:: Dataset entries
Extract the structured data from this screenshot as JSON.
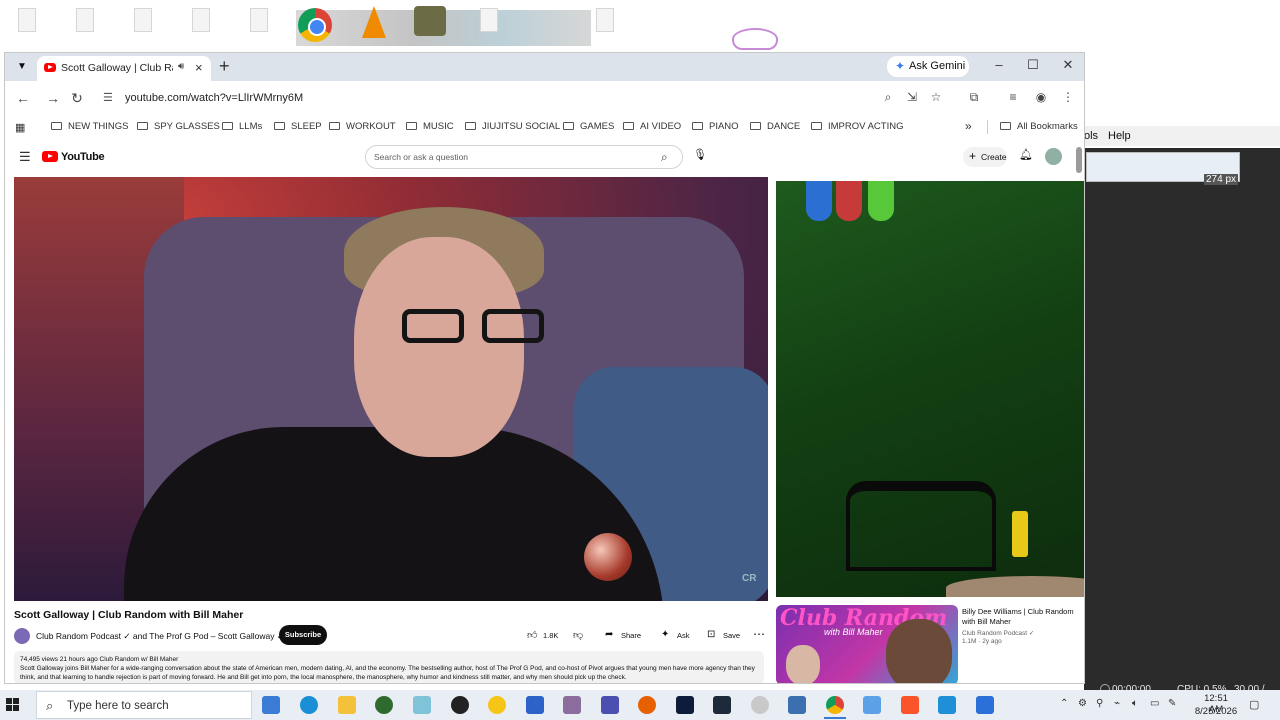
{
  "browser": {
    "tab_title": "Scott Galloway | Club Rand",
    "ask_gemini": "Ask Gemini",
    "url": "youtube.com/watch?v=LlIrWMrny6M",
    "bookmarks": [
      "NEW THINGS",
      "SPY GLASSES",
      "LLMs",
      "SLEEP",
      "WORKOUT",
      "MUSIC",
      "JIUJITSU SOCIAL",
      "GAMES",
      "AI VIDEO",
      "PIANO",
      "DANCE",
      "IMPROV ACTING"
    ],
    "all_bookmarks": "All Bookmarks"
  },
  "youtube": {
    "logo_text": "YouTube",
    "search_placeholder": "Search or ask a question",
    "create_label": "Create",
    "video_title": "Scott Galloway | Club Random with Bill Maher",
    "channel": "Club Random Podcast ✓ and The Prof G Pod – Scott Galloway ✓",
    "subscribe": "Subscribe",
    "like_count": "1.8K",
    "share": "Share",
    "ask": "Ask",
    "save": "Save",
    "description_meta": "74,495 views  21 hours ago  Club Random w/ Bill Maher",
    "description_text": "Scott Galloway joins Bill Maher for a wide-ranging conversation about the state of American men, modern dating, AI, and the economy. The bestselling author, host of The Prof G Pod, and co-host of Pivot argues that young men have more agency than they think, and that learning to handle rejection is part of moving forward. He and Bill get into porn, the local manosphere, the manosphere, why humor and kindness still matter, and why men should pick up the check.",
    "video_watermark": "CR",
    "recommendation": {
      "thumb_title": "Club Random",
      "thumb_subtitle": "with Bill Maher",
      "title": "Billy Dee Williams | Club Random with Bill Maher",
      "channel": "Club Random Podcast ✓",
      "meta": "1.1M · 2y ago"
    }
  },
  "bg_app": {
    "menu_tools": "ols",
    "menu_help": "Help",
    "ruler_value": "274 px",
    "time": "00:00:00",
    "cpu": "CPU: 0.5%",
    "fps": "30.00 / 30.00"
  },
  "taskbar": {
    "search_placeholder": "Type here to search",
    "time": "12:51 AM",
    "date": "8/25/2026"
  },
  "colors": {
    "youtube_red": "#ff0000",
    "chrome_tabstrip": "#dde3ea",
    "taskbar": "#e9eef5",
    "green_screen": "#1e5a1e"
  }
}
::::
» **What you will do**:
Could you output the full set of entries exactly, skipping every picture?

» **Exercise result**:
Extract the structured data from this screenshot as JSON.
{
  "browser": {
    "tab_title": "Scott Galloway | Club Rand",
    "ask_gemini": "Ask Gemini",
    "url": "youtube.com/watch?v=LlIrWMrny6M",
    "bookmarks": [
      "NEW THINGS",
      "SPY GLASSES",
      "LLMs",
      "SLEEP",
      "WORKOUT",
      "MUSIC",
      "JIUJITSU SOCIAL",
      "GAMES",
      "AI VIDEO",
      "PIANO",
      "DANCE",
      "IMPROV ACTING"
    ],
    "all_bookmarks": "All Bookmarks"
  },
  "youtube": {
    "logo_text": "YouTube",
    "search_placeholder": "Search or ask a question",
    "create_label": "Create",
    "video_title": "Scott Galloway | Club Random with Bill Maher",
    "channel": "Club Random Podcast ✓ and The Prof G Pod – Scott Galloway ✓",
    "subscribe": "Subscribe",
    "like_count": "1.8K",
    "share": "Share",
    "ask": "Ask",
    "save": "Save",
    "description_meta": "74,495 views  21 hours ago  Club Random w/ Bill Maher",
    "description_text": "Scott Galloway joins Bill Maher for a wide-ranging conversation about the state of American men, modern dating, AI, and the economy. The bestselling author, host of The Prof G Pod, and co-host of Pivot argues that young men have more agency than they think, and that learning to handle rejection is part of moving forward. He and Bill get into porn, the local manosphere, the manosphere, why humor and kindness still matter, and why men should pick up the check.",
    "video_watermark": "CR",
    "recommendation": {
      "thumb_title": "Club Random",
      "thumb_subtitle": "with Bill Maher",
      "title": "Billy Dee Williams | Club Random with Bill Maher",
      "channel": "Club Random Podcast ✓",
      "meta": "1.1M · 2y ago"
    }
  },
  "bg_app": {
    "menu_tools": "ols",
    "menu_help": "Help",
    "ruler_value": "274 px",
    "time": "00:00:00",
    "cpu": "CPU: 0.5%",
    "fps": "30.00 / 30.00"
  },
  "taskbar": {
    "search_placeholder": "Type here to search",
    "time": "12:51 AM",
    "date": "8/25/2026"
  },
  "colors": {
    "youtube_red": "#ff0000",
    "chrome_tabstrip": "#dde3ea",
    "taskbar": "#e9eef5",
    "green_screen": "#1e5a1e"
  }
}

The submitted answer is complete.